• _Entries taken from a collection_
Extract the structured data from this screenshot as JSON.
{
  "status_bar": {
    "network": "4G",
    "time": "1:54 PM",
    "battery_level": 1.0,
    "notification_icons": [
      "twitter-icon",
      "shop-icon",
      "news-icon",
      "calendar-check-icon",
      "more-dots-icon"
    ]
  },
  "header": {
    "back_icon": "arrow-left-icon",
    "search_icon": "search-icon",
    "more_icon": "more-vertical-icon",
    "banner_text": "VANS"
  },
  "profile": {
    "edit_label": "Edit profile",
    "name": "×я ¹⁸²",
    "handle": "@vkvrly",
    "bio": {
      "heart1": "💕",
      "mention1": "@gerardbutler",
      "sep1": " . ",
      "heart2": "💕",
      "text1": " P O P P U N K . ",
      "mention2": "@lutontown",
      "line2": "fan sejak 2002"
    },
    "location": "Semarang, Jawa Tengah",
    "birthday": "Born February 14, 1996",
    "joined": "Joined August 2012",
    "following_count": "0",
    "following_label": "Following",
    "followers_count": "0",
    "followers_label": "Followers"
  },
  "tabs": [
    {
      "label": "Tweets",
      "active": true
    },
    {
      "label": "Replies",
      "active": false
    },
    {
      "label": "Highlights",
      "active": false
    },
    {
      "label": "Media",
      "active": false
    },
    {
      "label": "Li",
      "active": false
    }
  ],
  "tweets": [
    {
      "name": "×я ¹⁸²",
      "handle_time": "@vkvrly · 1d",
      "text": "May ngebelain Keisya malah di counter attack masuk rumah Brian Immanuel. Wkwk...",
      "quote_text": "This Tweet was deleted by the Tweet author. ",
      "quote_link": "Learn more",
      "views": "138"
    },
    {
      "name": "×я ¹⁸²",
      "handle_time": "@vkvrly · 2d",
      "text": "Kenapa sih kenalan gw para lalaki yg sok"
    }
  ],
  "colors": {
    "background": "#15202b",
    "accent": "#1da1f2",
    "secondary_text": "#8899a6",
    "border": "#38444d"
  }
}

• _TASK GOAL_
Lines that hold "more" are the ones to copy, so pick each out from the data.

• _EXPECTED ANSWER_
      "more-dots-icon"
    "more_icon": "more-vertical-icon",
      "quote_link": "Learn more",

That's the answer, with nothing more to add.